I often talk about today, and what has been going on in my life, and I also talk about ways to help you or a loved one living with Epilepsy, so for this month’s column I’d like to do a bit of a ‘throwback’. A throwback to my first seizure.
I was in school at the time; in fact it was my last year of Primary School. I remember vividly where I was sat. I was sat on the little plastic school chair with my back to the radiator. My teacher was behind his old school wooden desk with the big rolled blackboard behind him.
Everyone was chatting, my friends Phoebe & Connie were talking about horseback riding and my Friend Gemma and I chatted about what we’d like to do when we ‘grow up’, and how I wanted to be a police officer. From what I remember, we were having a general class discussion as a police officer stood at the front of the room reminding us not to talk to strangers.

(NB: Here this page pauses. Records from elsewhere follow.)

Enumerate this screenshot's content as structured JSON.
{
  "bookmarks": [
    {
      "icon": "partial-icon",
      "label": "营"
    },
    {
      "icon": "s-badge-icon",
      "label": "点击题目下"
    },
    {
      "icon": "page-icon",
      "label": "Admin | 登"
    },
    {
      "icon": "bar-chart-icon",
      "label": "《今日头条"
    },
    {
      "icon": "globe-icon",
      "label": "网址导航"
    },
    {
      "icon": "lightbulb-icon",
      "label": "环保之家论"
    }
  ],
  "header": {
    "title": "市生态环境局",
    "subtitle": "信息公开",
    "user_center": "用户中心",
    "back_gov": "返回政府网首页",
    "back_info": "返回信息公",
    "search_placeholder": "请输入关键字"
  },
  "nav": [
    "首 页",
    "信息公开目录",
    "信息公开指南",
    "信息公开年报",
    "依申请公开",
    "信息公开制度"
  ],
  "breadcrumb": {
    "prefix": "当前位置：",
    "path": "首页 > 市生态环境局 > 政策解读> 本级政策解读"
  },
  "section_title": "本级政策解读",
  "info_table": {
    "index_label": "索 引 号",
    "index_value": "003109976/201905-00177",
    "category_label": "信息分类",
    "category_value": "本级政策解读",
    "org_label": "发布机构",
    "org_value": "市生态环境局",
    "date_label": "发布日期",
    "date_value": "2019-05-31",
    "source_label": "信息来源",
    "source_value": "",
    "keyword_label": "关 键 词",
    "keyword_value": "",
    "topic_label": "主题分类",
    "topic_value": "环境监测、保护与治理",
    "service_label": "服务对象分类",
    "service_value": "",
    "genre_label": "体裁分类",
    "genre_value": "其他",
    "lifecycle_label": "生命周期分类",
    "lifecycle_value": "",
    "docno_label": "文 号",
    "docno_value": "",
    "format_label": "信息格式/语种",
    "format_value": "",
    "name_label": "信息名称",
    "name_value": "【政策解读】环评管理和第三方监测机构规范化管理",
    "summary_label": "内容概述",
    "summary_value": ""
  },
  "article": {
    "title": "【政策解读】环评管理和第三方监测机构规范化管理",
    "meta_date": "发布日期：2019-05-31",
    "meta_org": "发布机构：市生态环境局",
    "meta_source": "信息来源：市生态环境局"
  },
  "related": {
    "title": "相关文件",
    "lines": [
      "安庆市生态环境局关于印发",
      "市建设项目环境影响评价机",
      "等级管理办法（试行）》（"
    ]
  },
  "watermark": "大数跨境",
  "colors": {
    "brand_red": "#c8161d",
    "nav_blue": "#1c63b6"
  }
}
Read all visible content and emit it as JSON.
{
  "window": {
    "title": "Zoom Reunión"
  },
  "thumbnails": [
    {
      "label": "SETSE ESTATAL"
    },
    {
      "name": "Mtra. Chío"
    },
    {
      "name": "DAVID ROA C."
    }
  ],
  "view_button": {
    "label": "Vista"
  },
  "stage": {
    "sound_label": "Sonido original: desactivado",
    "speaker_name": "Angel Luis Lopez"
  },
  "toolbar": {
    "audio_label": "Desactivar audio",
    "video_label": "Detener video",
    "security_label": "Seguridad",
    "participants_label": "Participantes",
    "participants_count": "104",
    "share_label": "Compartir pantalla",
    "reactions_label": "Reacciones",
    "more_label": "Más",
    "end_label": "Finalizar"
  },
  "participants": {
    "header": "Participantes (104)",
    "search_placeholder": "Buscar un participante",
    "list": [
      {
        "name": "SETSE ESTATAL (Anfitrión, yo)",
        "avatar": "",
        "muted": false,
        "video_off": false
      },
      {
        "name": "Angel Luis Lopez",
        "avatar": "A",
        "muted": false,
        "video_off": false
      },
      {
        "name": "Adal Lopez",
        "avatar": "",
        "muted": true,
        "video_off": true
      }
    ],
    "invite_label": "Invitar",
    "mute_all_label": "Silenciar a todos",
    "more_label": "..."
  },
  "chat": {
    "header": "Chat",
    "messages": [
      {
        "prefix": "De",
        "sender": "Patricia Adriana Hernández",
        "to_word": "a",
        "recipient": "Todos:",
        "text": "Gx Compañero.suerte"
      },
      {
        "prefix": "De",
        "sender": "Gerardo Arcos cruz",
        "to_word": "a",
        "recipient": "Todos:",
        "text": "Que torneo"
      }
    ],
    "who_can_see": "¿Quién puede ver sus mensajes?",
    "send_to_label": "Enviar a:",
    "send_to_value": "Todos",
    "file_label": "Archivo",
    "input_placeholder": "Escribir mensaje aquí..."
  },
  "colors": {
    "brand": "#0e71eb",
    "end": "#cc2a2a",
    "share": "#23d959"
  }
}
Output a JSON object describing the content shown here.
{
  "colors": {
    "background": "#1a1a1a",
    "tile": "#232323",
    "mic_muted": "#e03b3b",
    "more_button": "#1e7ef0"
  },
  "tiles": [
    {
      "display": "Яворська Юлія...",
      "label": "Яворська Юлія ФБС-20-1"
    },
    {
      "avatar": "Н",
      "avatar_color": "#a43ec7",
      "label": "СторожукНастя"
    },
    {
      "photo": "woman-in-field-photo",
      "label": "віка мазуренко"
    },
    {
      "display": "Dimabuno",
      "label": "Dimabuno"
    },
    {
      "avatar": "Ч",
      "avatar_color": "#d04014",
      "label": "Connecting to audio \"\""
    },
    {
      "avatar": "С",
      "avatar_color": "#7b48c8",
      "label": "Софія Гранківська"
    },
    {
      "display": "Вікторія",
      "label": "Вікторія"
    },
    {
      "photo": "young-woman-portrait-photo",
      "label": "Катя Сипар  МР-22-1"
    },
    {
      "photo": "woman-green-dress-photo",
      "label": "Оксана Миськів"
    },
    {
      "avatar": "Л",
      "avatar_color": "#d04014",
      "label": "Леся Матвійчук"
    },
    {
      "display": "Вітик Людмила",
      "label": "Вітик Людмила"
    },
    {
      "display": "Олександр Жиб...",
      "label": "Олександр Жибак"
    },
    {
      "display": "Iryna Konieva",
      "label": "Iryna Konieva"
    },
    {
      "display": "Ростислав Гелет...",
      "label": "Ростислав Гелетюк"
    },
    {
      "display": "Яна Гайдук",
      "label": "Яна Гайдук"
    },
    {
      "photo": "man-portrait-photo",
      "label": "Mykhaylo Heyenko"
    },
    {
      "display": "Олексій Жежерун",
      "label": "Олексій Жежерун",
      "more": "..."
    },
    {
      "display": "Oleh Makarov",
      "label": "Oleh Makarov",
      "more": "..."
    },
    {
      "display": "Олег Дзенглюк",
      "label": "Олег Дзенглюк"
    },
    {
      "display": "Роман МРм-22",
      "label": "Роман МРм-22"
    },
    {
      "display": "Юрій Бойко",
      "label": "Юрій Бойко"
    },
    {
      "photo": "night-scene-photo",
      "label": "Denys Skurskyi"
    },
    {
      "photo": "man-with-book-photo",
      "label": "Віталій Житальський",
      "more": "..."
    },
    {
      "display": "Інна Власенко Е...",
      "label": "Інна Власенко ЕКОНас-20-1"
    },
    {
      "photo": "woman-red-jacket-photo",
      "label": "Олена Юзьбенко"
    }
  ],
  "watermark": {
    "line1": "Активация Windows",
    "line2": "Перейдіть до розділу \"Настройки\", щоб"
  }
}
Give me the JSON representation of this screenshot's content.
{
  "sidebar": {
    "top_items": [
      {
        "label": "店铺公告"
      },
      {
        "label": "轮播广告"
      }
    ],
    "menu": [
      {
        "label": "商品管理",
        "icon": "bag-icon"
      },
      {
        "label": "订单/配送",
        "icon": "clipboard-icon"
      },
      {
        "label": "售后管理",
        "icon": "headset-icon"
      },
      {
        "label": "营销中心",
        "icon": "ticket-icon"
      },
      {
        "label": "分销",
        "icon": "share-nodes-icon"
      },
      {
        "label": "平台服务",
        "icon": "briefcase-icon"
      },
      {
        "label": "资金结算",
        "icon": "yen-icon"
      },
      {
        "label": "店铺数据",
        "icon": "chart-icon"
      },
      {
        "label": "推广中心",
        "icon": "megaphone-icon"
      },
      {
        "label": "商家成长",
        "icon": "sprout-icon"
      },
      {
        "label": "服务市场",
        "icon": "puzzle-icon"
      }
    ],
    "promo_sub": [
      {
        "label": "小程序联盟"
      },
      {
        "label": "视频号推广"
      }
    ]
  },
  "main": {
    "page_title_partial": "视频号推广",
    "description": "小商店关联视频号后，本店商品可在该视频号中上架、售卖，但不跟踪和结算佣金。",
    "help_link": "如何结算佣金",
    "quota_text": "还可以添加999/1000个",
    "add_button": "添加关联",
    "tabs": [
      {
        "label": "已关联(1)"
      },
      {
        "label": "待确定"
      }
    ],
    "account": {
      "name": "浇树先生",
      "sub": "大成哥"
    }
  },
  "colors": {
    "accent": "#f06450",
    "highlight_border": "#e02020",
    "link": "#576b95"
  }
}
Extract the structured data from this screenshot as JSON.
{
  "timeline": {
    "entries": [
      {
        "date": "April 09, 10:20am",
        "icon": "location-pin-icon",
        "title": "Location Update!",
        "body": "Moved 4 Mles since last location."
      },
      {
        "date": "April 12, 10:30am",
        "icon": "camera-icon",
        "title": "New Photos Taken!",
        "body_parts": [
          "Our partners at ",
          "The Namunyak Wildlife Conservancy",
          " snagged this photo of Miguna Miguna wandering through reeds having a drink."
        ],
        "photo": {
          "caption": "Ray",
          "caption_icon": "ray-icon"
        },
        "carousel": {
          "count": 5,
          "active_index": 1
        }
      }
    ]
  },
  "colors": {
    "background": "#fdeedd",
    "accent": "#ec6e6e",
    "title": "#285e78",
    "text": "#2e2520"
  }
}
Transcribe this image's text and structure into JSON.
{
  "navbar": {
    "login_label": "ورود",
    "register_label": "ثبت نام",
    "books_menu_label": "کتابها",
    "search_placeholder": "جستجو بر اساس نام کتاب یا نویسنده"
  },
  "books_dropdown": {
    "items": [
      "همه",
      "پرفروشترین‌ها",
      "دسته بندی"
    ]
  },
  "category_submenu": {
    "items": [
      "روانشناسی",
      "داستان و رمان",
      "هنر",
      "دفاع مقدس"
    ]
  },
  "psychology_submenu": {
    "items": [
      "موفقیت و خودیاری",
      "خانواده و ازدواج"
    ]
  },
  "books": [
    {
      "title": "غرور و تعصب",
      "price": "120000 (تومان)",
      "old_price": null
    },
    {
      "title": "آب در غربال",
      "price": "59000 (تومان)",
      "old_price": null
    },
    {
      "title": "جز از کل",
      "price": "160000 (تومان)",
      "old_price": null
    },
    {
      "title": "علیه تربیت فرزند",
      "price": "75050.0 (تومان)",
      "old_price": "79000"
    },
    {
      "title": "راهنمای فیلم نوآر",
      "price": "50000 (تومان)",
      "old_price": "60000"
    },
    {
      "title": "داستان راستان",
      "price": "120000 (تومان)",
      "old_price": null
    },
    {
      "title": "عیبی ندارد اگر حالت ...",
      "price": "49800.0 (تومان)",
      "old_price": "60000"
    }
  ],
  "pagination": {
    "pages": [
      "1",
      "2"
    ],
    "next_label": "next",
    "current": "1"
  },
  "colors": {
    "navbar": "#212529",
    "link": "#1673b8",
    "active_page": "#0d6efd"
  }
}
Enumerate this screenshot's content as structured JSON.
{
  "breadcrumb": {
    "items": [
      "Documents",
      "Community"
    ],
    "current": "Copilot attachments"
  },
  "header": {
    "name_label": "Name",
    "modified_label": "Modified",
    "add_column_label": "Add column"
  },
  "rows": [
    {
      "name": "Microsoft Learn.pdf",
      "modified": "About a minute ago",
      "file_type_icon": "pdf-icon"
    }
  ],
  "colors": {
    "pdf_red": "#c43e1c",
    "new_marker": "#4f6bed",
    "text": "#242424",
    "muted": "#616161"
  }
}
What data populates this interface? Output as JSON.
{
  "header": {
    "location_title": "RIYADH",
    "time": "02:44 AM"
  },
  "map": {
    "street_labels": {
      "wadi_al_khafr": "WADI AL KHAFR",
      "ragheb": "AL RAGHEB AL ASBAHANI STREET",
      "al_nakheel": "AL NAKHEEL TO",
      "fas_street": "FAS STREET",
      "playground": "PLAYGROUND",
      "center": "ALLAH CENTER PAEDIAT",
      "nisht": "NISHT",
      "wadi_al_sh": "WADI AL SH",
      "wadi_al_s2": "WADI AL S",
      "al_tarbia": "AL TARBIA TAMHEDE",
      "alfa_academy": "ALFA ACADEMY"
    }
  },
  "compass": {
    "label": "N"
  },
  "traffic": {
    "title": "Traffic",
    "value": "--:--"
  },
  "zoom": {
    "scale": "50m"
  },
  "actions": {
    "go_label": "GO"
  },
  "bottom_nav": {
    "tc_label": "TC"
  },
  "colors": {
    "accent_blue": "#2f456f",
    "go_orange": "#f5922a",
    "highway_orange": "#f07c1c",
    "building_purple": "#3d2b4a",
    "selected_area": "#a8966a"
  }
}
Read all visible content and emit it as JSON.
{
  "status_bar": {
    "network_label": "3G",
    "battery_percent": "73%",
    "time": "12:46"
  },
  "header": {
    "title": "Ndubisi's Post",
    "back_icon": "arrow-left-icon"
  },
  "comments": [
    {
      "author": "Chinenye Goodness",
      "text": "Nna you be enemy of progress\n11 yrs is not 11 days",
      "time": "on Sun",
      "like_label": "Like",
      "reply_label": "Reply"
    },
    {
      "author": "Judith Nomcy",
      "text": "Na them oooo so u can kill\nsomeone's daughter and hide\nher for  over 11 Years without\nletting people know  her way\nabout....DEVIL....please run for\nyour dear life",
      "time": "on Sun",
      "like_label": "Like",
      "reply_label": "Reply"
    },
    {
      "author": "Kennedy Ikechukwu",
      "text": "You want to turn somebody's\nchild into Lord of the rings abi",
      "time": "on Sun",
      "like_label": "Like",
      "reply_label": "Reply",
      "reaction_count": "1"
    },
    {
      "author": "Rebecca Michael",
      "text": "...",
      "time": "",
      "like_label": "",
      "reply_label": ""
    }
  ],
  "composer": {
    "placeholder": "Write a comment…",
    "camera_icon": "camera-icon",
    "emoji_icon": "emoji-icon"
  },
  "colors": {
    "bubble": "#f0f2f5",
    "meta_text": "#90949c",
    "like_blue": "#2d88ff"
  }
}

The officer stood by Mr S’s desk in her uniform with her hands on her hips. ‘Do you know why we shouldn’t talk to strangers?’. I knew the answer, my hand quickly shot into the air as I wore a huge grin. I was so excited to speak to a real police officer, someone who I would love to be.
The room began to spin
As I held my hand up high, my vision started to blur and I felt my eyes drifting back, a bit like when you’ve spun round on a round-a-bout for too long. I could hear my teacher say my name to answer the question, but then it drowned out and I could no longer reply. I don’t remember anything from that moment; I couldn’t hear, speak or even move.
I slowly began to hear some muffled sounds-you know when you first wake up from a real deep sleep to the sound of someone saying ‘Are you awake?’, well it was a bit like that. Their voices were faint but I could hear them.
My vision came back and I looked around the room only to find everyone looking at me. A few kids in my class were silently laughing and pointing at me, and my teacher was looking at me with a blank look. The officer smiled at me, in a way to let me know she was still listening, but it meant nothing. I was humiliated and no amount of ‘It’s ok’ would make me feel better.
Tears of embarrassment
I began to cry; I was confused and didn’t know how long I was ‘gone’ for. I shook my head as the tears began to make their way down my cheek like raindrops on a window. Mr S took me out of the classroom to have a quick word. We stood in the foyer, I could see a few of the children looking through their classroom door at me as I stood there red-faced.
“Emily I think I need to talk to your Mum, I have noticed you looking blank a few times today. Do you feel ok?”
At 10 years old, how could I explain what happened, if I didn’t understand it myself? How could I explain that I wasn’t being rude, and that I couldn’t control my daydreams?
My teacher went to speak with my Mum that afternoon, who conveniently worked at my primary school. That day is my earliest memory of what is called Petit mal epilepsy, commonly known as an Absence Seizure.
Absence Seizures are commonly mistaken as a daydream; this is why my seizures went unnoticed for a while. I was always a little writer and an actress. I was always creative and I’d mess around at every opportunity I had. I used to plan stories in class, get home and jot a whole story out that I had planned in a Maths class.
I honestly didn’t understand my condition, and I didn’t know how it was going to affect me in the future. I remember vividly telling my Mum not to tell anyone, I was embarrassed but I wasn’t sure why.
Epilepsy and school
Despite my school grades being good, which I was really blessed with, I did struggle with aspects of school. Epilepsy can have a huge affect on learning and self-confidence, but there are things that you can do to help lessen its impact and manage your condition. I found keeping a diary at school helped me a lot. During class, if I noticed that I’d had a small seizure, I would make a note so that I could explain to my teachers why I had missed a bit of writing out, or why I was confused.
Everyone’s experience of epilepsy is different: it affects people in different ways and people feel differently about it, but for me and a lot of friends that I have met through my writing, keeping note has been really beneficial.
Epilepsy is also a condition that can change over time. How it affects you now may be different from how it affects you in the future. My seizures started off small, even though I was having seizures back to back in class and at home, they were only tiny and not very noticeable, but as I got older they began to change.
Since 2006, the year of my diagnosis, I have learned so much; most of all I have learned that when you are no longer afraid, is when you can be yourself. I’m not afraid anymore. I’m no longer embarrassed. I’m no longer living in dark place, and I hope to teach other people living with this condition how to live well with their Epilepsy.
Let Emily know if you have had a similar experience in the comments below.
Or, submit your personal story to Living Well With Epilepsy today.
25 yr old monthly columnist on Living Well with Epilepsy. Full time worker of NHS England.
Emily’s Perspective is a snapshot of what life is like living with Epilepsy. I was diagnosed with Epilepsy at the age of 10.
Based in UK.
Thanks for sharing your story. As my son gets older, I worry about his seizures, sure, but a lot about his learning difficulties (whether caused by the epilepsy or the meds) but mostly about his self-confidence. It’s hard for me because I have no reference, and I don’t know what it’s likely, so I can’t offer him much relevant advice. But I’m hopeful reading stories like yours that he (and we) will figure it out.